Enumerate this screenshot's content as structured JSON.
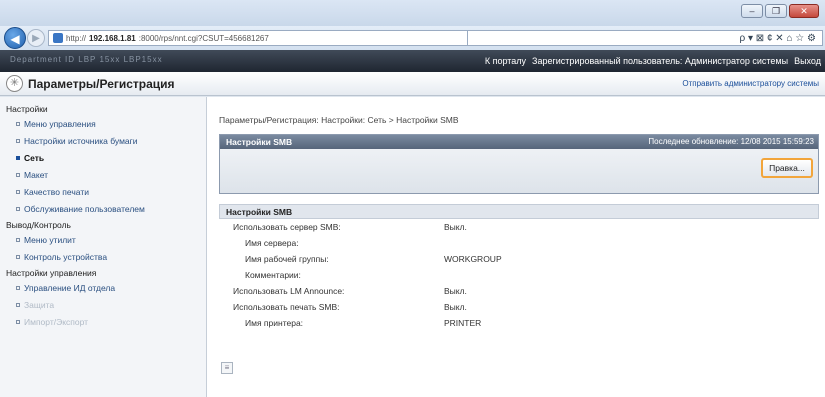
{
  "browser": {
    "url_prefix": "http://",
    "url_host": "192.168.1.81",
    "url_rest": ":8000/rps/nnt.cgi?CSUT=456681267",
    "search_controls": "ρ ▾ ⊠ ¢ ✕  ⌂ ☆ ⚙",
    "window_buttons": [
      "–",
      "❐",
      "✕"
    ]
  },
  "topband": {
    "left_text": "Department ID   LBP 15xx  LBP15xx",
    "links": [
      "К порталу",
      "Зарегистрированный пользователь: Администратор системы",
      "Выход"
    ]
  },
  "header": {
    "title": "Параметры/Регистрация",
    "mail_link": "Отправить администратору системы"
  },
  "sidebar": {
    "sections": [
      {
        "title": "Настройки",
        "items": [
          {
            "label": "Меню управления",
            "active": false
          },
          {
            "label": "Настройки источника бумаги",
            "active": false
          },
          {
            "label": "Сеть",
            "active": true
          },
          {
            "label": "Макет",
            "active": false
          },
          {
            "label": "Качество печати",
            "active": false
          },
          {
            "label": "Обслуживание пользователем",
            "active": false
          }
        ]
      },
      {
        "title": "Вывод/Контроль",
        "items": [
          {
            "label": "Меню утилит",
            "active": false
          },
          {
            "label": "Контроль устройства",
            "active": false
          }
        ]
      },
      {
        "title": "Настройки управления",
        "items": [
          {
            "label": "Управление ИД отдела",
            "active": false
          },
          {
            "label": "Защита",
            "active": false
          },
          {
            "label": "Импорт/Экспорт",
            "active": false
          }
        ]
      }
    ]
  },
  "main": {
    "breadcrumb": "Параметры/Регистрация: Настройки: Сеть > Настройки SMB",
    "section_title": "Настройки SMB",
    "last_updated": "Последнее обновление: 12/08 2015 15:59:23",
    "edit_button": "Правка...",
    "details_title": "Настройки SMB",
    "rows": [
      {
        "label": "Использовать сервер SMB:",
        "value": "Выкл.",
        "level": 1
      },
      {
        "label": "Имя сервера:",
        "value": "",
        "level": 2
      },
      {
        "label": "Имя рабочей группы:",
        "value": "WORKGROUP",
        "level": 2
      },
      {
        "label": "Комментарии:",
        "value": "",
        "level": 2
      },
      {
        "label": "Использовать LM Announce:",
        "value": "Выкл.",
        "level": 1
      },
      {
        "label": "Использовать печать SMB:",
        "value": "Выкл.",
        "level": 1
      },
      {
        "label": "Имя принтера:",
        "value": "PRINTER",
        "level": 2
      }
    ]
  },
  "colors": {
    "accent_orange": "#f2a53b",
    "top_band": "#1f2631",
    "link_blue": "#1a4e9a"
  }
}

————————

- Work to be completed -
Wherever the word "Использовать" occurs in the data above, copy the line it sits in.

- Result for this task -
        "label": "Использовать сервер SMB:",
        "label": "Использовать LM Announce:",
        "label": "Использовать печать SMB:",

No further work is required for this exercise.